From Dayton Business Journal…
Ohio’s stimulus rail funding shifted to other states
Thursday, December 9, 2010
The federal stimulus funding earmarked for an Ohio passenger rail plan will instead head to other states as Republican Gov.-elect John Kasich readies to kill the effort when he takes office.
The U.S. Department of Transportation on Thursday said it’s redistributing $385 million in stimulus funding for Ohio and $810 million for Wisconsin originally aimed at those states’ passenger rail plans. Kasich and Wisconsin Gov.-elect Scott Walker both have said they won’t proceed with passenger rail plans developed under their outgoing Democratic predecessors.
The nearly $1.2 billion instead will head to 14 other states, with California and Florida getting the largest chunk of the funding.
Democratic Gov. Ted Strickland in a statement said the news makes Thursday “one of the saddest days during my four years as governor.”
“Because I see jobs leaving Ohio, I see resources leaving Ohio, I see vital infrastructure leaving Ohio,” he said.
Kasich on numerous occasions has declared the rail project – a plan to connect Cincinnati, Dayton, Columbus and Cleveland – dead as soon as he becomes governor. Shortly after winning the November election the Republican sent a letter to Strickland asking him to halt spending on a rail study, funded by a small chunk of the stimulus funding approved for spending this year. Strickland this week sent a last-ditch plea to Kasich to keep the plan alive.
Count the governor-elect among those disappointed by Thursday's news. Spokesman Rob Nichols said in a statement that Kasich wanted to use the funding for other infrastructure needs or put it back in federal coffers.
"(Kasich) specifically asked that if the money could not be reprogrammed, then return it to the treasury to reduce the deficit," Nichols said. "He finds it tragic that instead of saving taxpayer money, they would simply waste it elsewhere."
Still to be decided is the $15 million in federal stimulus funding Ohio has spent on a rail study after being approved for as much as $400 million in funding.
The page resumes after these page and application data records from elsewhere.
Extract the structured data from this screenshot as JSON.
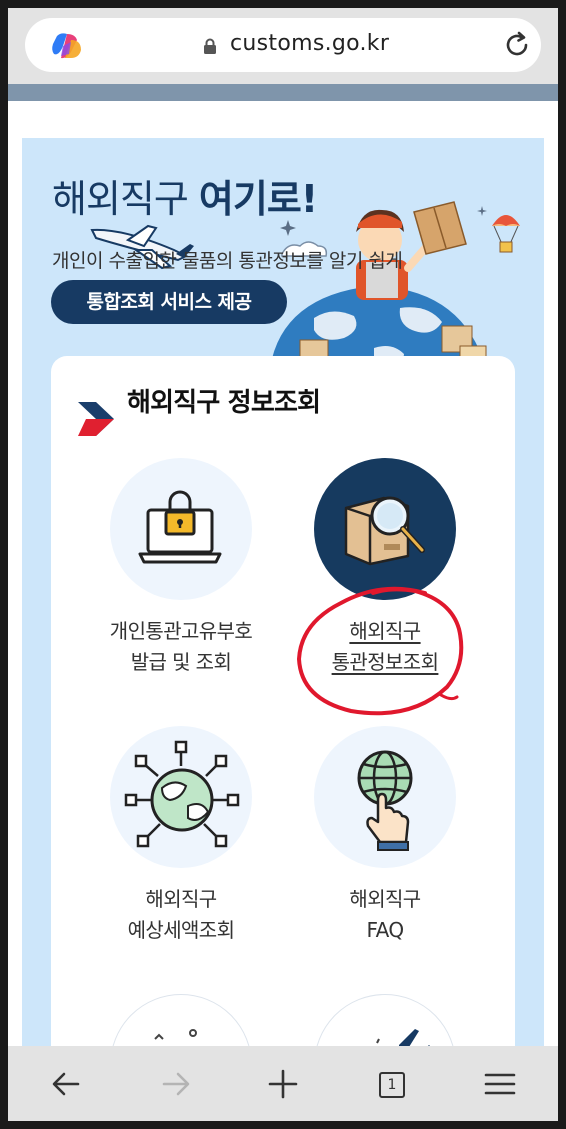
{
  "browser": {
    "url": "customs.go.kr",
    "tab_count": "1"
  },
  "banner": {
    "headline_normal": "해외직구 ",
    "headline_bold": "여기로!",
    "subline": "개인이 수출입한 물품의 통관정보를 알기 쉽게",
    "pill": "통합조회 서비스 제공"
  },
  "card": {
    "title": "해외직구 정보조회",
    "items": [
      {
        "line1": "개인통관고유부호",
        "line2": "발급 및 조회",
        "icon": "laptop-lock-icon"
      },
      {
        "line1": "해외직구",
        "line2": "통관정보조회",
        "icon": "box-magnifier-icon"
      },
      {
        "line1": "해외직구",
        "line2": "예상세액조회",
        "icon": "globe-network-icon"
      },
      {
        "line1": "해외직구",
        "line2": "FAQ",
        "icon": "globe-hand-icon"
      }
    ]
  },
  "colors": {
    "navy": "#173a63",
    "banner_bg": "#cde6fa",
    "annotation_red": "#e0182d"
  }
}
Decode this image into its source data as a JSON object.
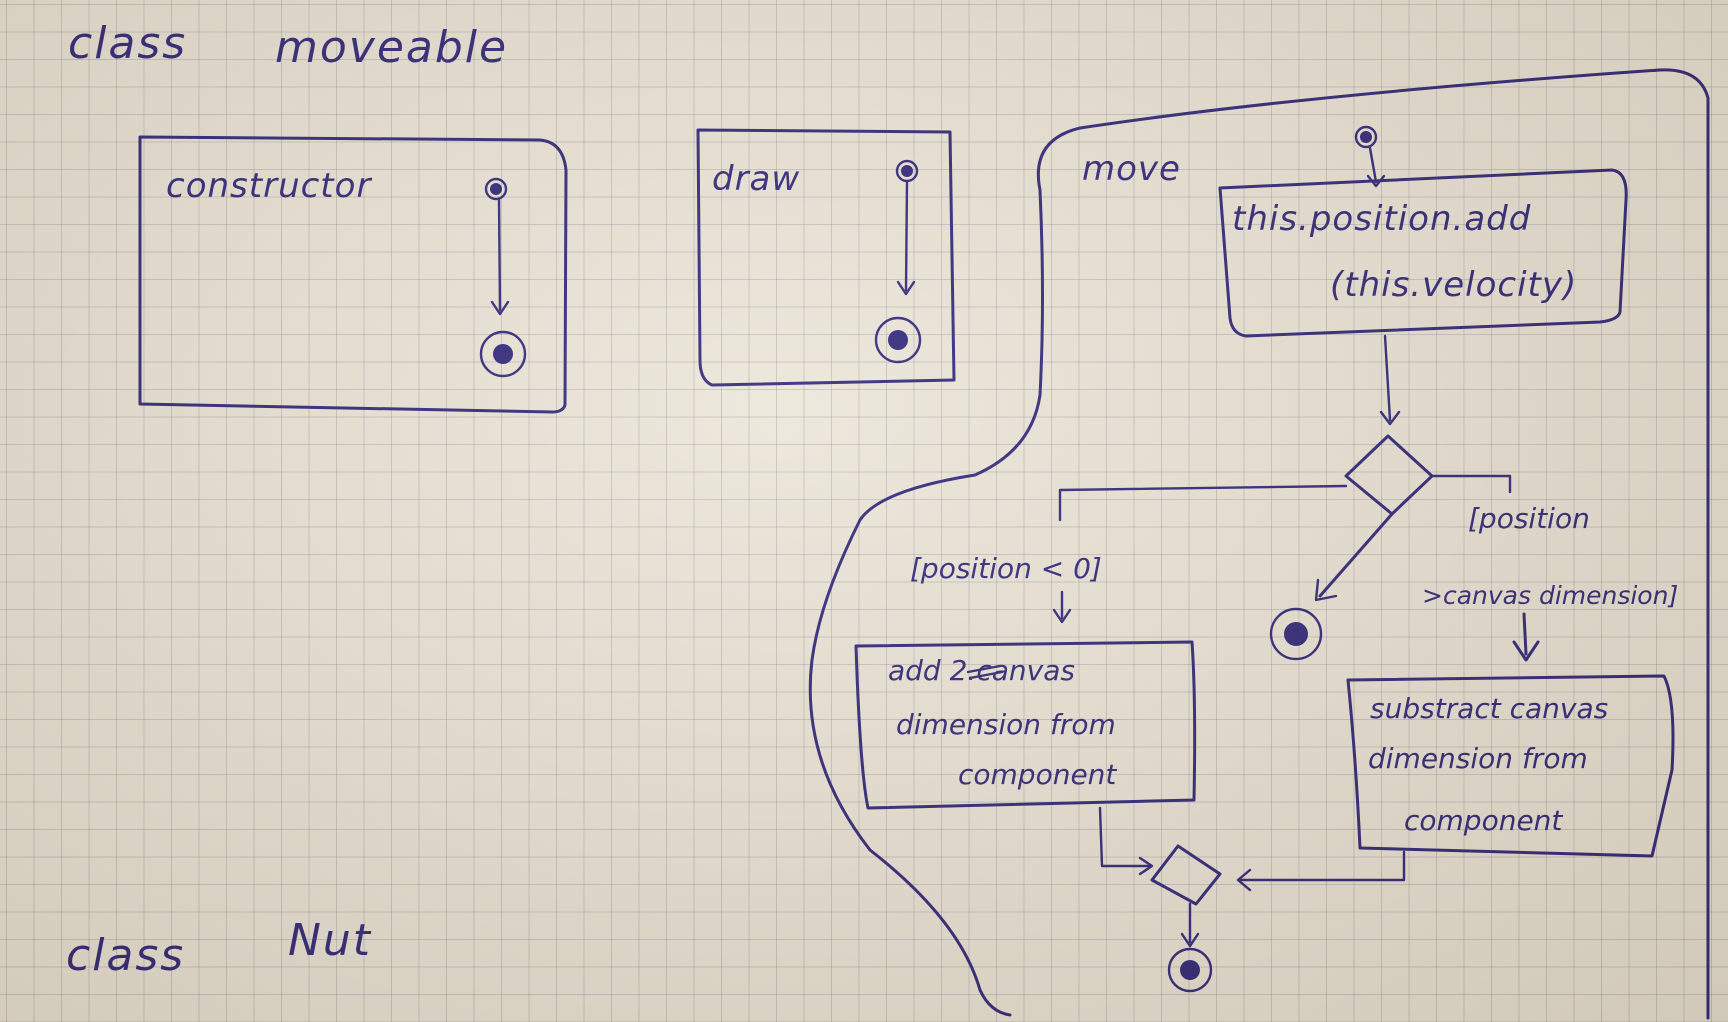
{
  "headings": {
    "class_moveable_keyword": "class",
    "class_moveable_name": "moveable",
    "class_nut_keyword": "class",
    "class_nut_name": "Nut"
  },
  "activities": {
    "constructor": {
      "title": "constructor"
    },
    "draw": {
      "title": "draw"
    },
    "move": {
      "title": "move",
      "action_add": [
        "this.position.add",
        "(this.velocity)"
      ],
      "guard_left": "[position < 0]",
      "guard_right": [
        "[position",
        ">canvas dimension]"
      ],
      "action_left": [
        "add 2.canvas",
        "dimension from",
        "component"
      ],
      "action_left_struck": "can",
      "action_right": [
        "substract canvas",
        "dimension from",
        "component"
      ]
    }
  }
}
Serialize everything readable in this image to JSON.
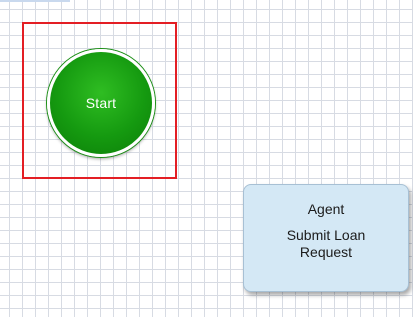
{
  "diagram": {
    "start_event": {
      "label": "Start",
      "color": "#159a10",
      "selected": true
    },
    "task": {
      "type_label": "Agent",
      "name": "Submit Loan Request",
      "fill_color": "#d4e8f5"
    },
    "selection_color": "#e31e24"
  }
}
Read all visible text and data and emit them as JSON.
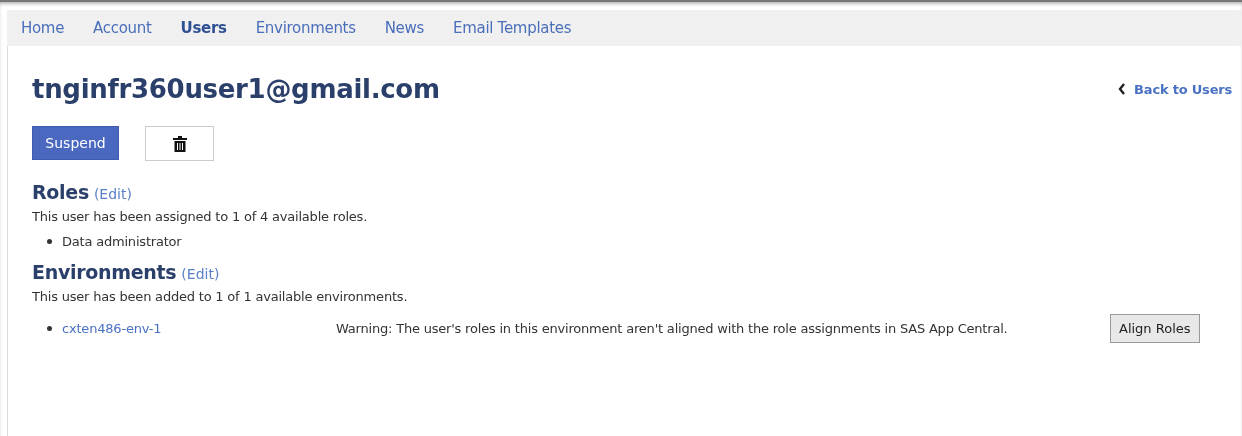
{
  "nav": {
    "tabs": [
      {
        "label": "Home",
        "selected": false
      },
      {
        "label": "Account",
        "selected": false
      },
      {
        "label": "Users",
        "selected": true
      },
      {
        "label": "Environments",
        "selected": false
      },
      {
        "label": "News",
        "selected": false
      },
      {
        "label": "Email Templates",
        "selected": false
      }
    ]
  },
  "title": "tnginfr360user1@gmail.com",
  "back_link": "Back to Users",
  "actions": {
    "suspend": "Suspend"
  },
  "sections": [
    {
      "heading": "Roles",
      "edit": "(Edit)",
      "summary": "This user has been assigned to 1 of 4 available roles.",
      "items": [
        {
          "kind": "text",
          "label": "Data administrator"
        }
      ]
    },
    {
      "heading": "Environments",
      "edit": "(Edit)",
      "summary": "This user has been added to 1 of 1 available environments.",
      "items": [
        {
          "kind": "link",
          "label": "cxten486-env-1",
          "warning": "Warning: The user's roles in this environment aren't aligned with the role assignments in SAS App Central.",
          "action": "Align Roles"
        }
      ]
    }
  ]
}
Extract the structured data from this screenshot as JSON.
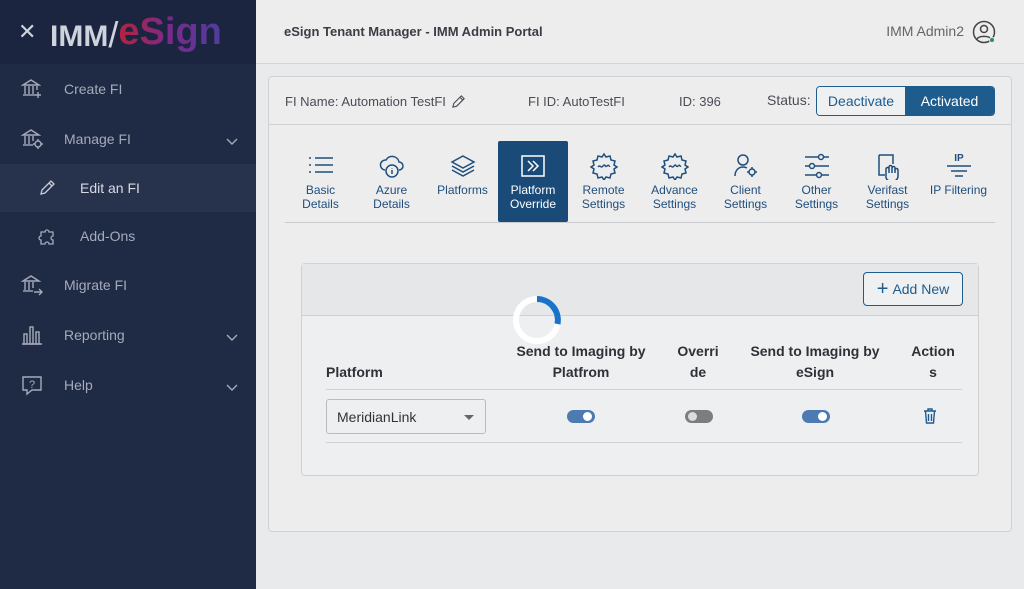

The Transportation Department said it will work with Ohio to determine if the federal government should be reimbursed.
Click here to view a full list of where the rail funding is headed in lieu of Ohio and Wisconsin.
Meantime, rail advocates say they’re holding out hope that the U.S. Department of Transportation will reverse its funding decision if an alternative to using state funds to subsidize the rail system can be implemented.
“Until grant agreements with the new state recipients have been signed, we don’t consider this a done deal,” All Aboard Ohio President Bill Hutchison said in a release Thursday afternoon.
Rail backers in the state have been developing a plan during the past few weeks to use local public-private partnerships to fund a passenger system’s upkeep and operations.
“We are calling for an open, honest dialogue between Gov. Strickland, Gov.-elect Kasich and potential 3C partners to consider an alternative that could be instituted within the same time frame ODOT was expected to move forward with 3C,” Hutchinson said in the release.